That term, material breach, allowed for military action to be taken in Kosovo in 1999. The official said that since no measures would be ruled out in the text, the White House believes President Bush would have "maximum flexibility" to mete out consequences should Saddam fail to comply.
Moreover, the official said the new U.S. proposal doesn't require a second resolution before Bush acts.
But diplomats, who spoke on condition of anonymity, said that if the Iraqis obstructed inspections, the United States would be required to consult with the Security Council before taking any action.
'Must be threat'
Secretary of State Colin Powell, who met with chief U.N. weapons inspector Hans Blix in New York Thursday, said a U.S.-drafted resolution would leave "no opportunity for the Iraqis to deter the inspectors from their work or to defeat their efforts.
"There must be a threat," Powell said. "There must be consequences for their continued failure."
The five permanent veto-wielding council members have been badly divided on the next move toward Iraq following its announcement last month that U.N. inspectors could return unconditionally after nearly four years.
Earlier this month, the United States, supported by Britain, circulated a draft resolution that would beef up the inspections regime and authorize military action if Iraq fails to cooperate.
France, backed by Russia and China, agreed that inspections needed to be overhauled but wanted a two-stage approach which would give Iraq the opportunity to comply without threats. If Iraq refused to cooperate, a second resolution would OK force.
U.S. officials argue the French approach leaves Saddam with too much wiggle room and isn't tough enough to reverse 11 years of Iraqi noncompliance with council resolutions.
But French Ambassador Jean-David Levitte told the Security Council on Thursday that France was sticking to its demand. Only if a first resolution fails would the 15-member council meet to consider "the appropriate measures to take without ruling out anything," he said.
Powell spoke by telephone with his French counterpart, and officials in Paris were studying the latest U.S. offer amid a flurry of diplomatic activity aimed at solving the impasse among the Security Council powers.
In Moscow, Russian Foreign Minister Igor Ivanov welcomed the new U.S. proposal and said Powell told him it would be formally presented to the council within days.

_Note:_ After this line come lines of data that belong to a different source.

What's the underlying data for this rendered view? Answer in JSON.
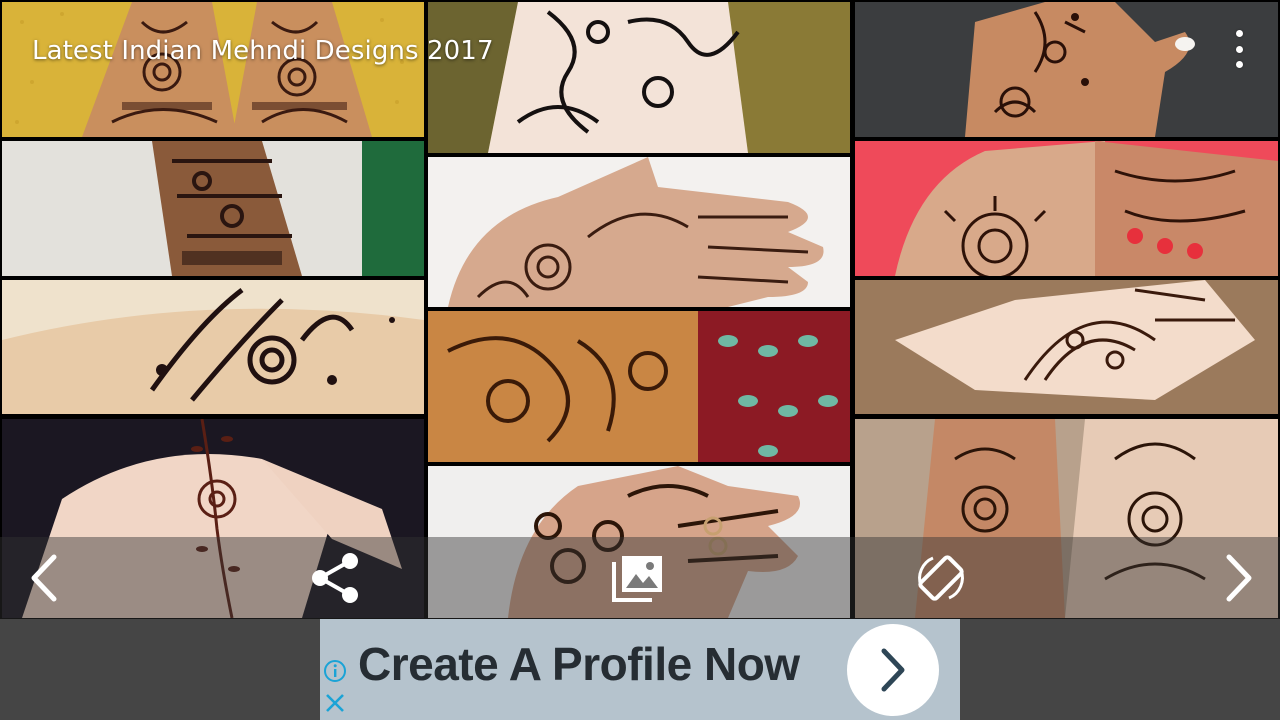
{
  "app": {
    "title": "Latest Indian Mehndi Designs 2017",
    "menu_icon": "more-vert-icon"
  },
  "gallery": {
    "tiles": [
      {
        "name": "mehndi-photo-1",
        "desc": "both hands yellow cloth"
      },
      {
        "name": "mehndi-photo-2",
        "desc": "fingers paisley"
      },
      {
        "name": "mehndi-photo-3",
        "desc": "hand with white nails"
      },
      {
        "name": "mehndi-photo-4",
        "desc": "wrist white cloth"
      },
      {
        "name": "mehndi-photo-5",
        "desc": "palm full design"
      },
      {
        "name": "mehndi-photo-6",
        "desc": "wrist sun pink background"
      },
      {
        "name": "mehndi-photo-7",
        "desc": "arm paisley"
      },
      {
        "name": "mehndi-photo-8",
        "desc": "bridal red fabric"
      },
      {
        "name": "mehndi-photo-9",
        "desc": "hand arch cuff"
      },
      {
        "name": "mehndi-photo-10",
        "desc": "flower vine hand"
      },
      {
        "name": "mehndi-photo-11",
        "desc": "palm rings"
      },
      {
        "name": "mehndi-photo-12",
        "desc": "two hands floral"
      }
    ]
  },
  "controls": {
    "prev_icon": "chevron-left-icon",
    "share_icon": "share-icon",
    "wallpaper_icon": "image-gallery-icon",
    "rotate_icon": "screen-rotation-icon",
    "next_icon": "chevron-right-icon"
  },
  "ad": {
    "headline": "Create A Profile Now",
    "info_icon": "info-icon",
    "close_icon": "close-icon",
    "cta_icon": "chevron-right-icon",
    "background": "#b5c3cd",
    "text_color": "#262d33"
  }
}
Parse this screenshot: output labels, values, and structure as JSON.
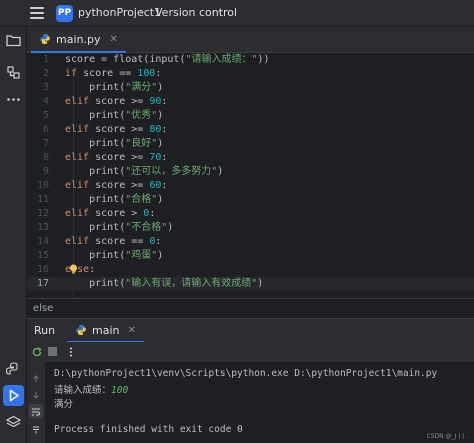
{
  "titlebar": {
    "project_badge": "PP",
    "project_name": "pythonProject1",
    "vcs_label": "Version control"
  },
  "leftbar": {
    "top_icons": [
      "folder-icon",
      "structure-icon",
      "more-icon"
    ],
    "bottom_icons": [
      "python-console-icon",
      "run-icon",
      "layers-icon",
      "terminal-icon"
    ]
  },
  "editor": {
    "tab_label": "main.py",
    "current_line": 17,
    "lines": [
      {
        "n": "1"
      },
      {
        "n": "2"
      },
      {
        "n": "3"
      },
      {
        "n": "4"
      },
      {
        "n": "5"
      },
      {
        "n": "6"
      },
      {
        "n": "7"
      },
      {
        "n": "8"
      },
      {
        "n": "9"
      },
      {
        "n": "10"
      },
      {
        "n": "11"
      },
      {
        "n": "12"
      },
      {
        "n": "13"
      },
      {
        "n": "14"
      },
      {
        "n": "15"
      },
      {
        "n": "16"
      },
      {
        "n": "17"
      }
    ],
    "code": {
      "l1_a": "score = ",
      "l1_b": "float",
      "l1_c": "(",
      "l1_d": "input",
      "l1_e": "(",
      "l1_f": "\"请输入成绩：\"",
      "l1_g": "))",
      "l2_kw": "if",
      "l2_a": " score == ",
      "l2_num": "100",
      "l2_b": ":",
      "l3_fn": "print",
      "l3_a": "(",
      "l3_str": "\"满分\"",
      "l3_b": ")",
      "l4_kw": "elif",
      "l4_a": " score >= ",
      "l4_num": "90",
      "l4_b": ":",
      "l5_fn": "print",
      "l5_a": "(",
      "l5_str": "\"优秀\"",
      "l5_b": ")",
      "l6_kw": "elif",
      "l6_a": " score >= ",
      "l6_num": "80",
      "l6_b": ":",
      "l7_fn": "print",
      "l7_a": "(",
      "l7_str": "\"良好\"",
      "l7_b": ")",
      "l8_kw": "elif",
      "l8_a": " score >= ",
      "l8_num": "70",
      "l8_b": ":",
      "l9_fn": "print",
      "l9_a": "(",
      "l9_str": "\"还可以，多多努力\"",
      "l9_b": ")",
      "l10_kw": "elif",
      "l10_a": " score >= ",
      "l10_num": "60",
      "l10_b": ":",
      "l11_fn": "print",
      "l11_a": "(",
      "l11_str": "\"合格\"",
      "l11_b": ")",
      "l12_kw": "elif",
      "l12_a": " score > ",
      "l12_num": "0",
      "l12_b": ":",
      "l13_fn": "print",
      "l13_a": "(",
      "l13_str": "\"不合格\"",
      "l13_b": ")",
      "l14_kw": "elif",
      "l14_a": " score == ",
      "l14_num": "0",
      "l14_b": ":",
      "l15_fn": "print",
      "l15_a": "(",
      "l15_str": "\"鸡蛋\"",
      "l15_b": ")",
      "l16_kw": "else",
      "l16_b": ":",
      "l17_fn": "print",
      "l17_a": "(",
      "l17_str": "\"输入有误，请输入有效成绩\"",
      "l17_b": ")"
    },
    "breadcrumb": "else"
  },
  "run_panel": {
    "title": "Run",
    "tab_label": "main",
    "console": {
      "command": "D:\\pythonProject1\\venv\\Scripts\\python.exe D:\\pythonProject1\\main.py",
      "prompt": "请输入成绩：",
      "input_value": "100",
      "output": "满分",
      "exit_msg": "Process finished with exit code 0"
    },
    "watermark": "CSDN @_J | | ."
  },
  "colors": {
    "accent": "#3574f0",
    "keyword": "#cf8e6d",
    "number": "#2aacb8",
    "string": "#6aab73",
    "background": "#1e1f22",
    "panel": "#2b2d30"
  }
}
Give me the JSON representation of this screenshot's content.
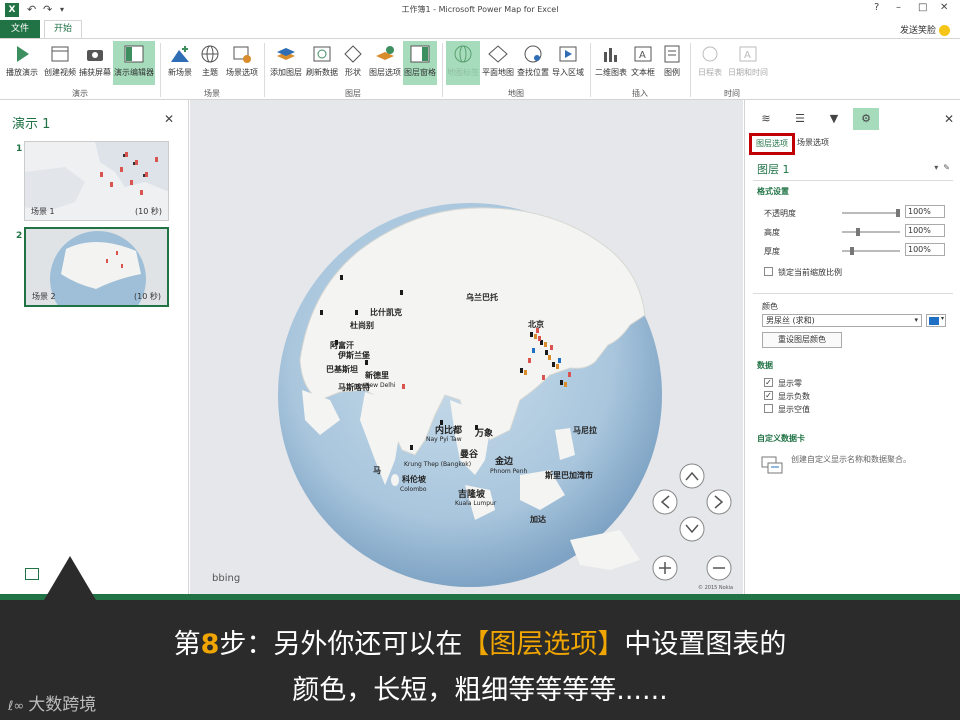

"We believe that there are favorable conditions now to preserve the unity of the global community and ensure the return of international inspectors and their efficient work in Iraq," Ivanov said in Moscow.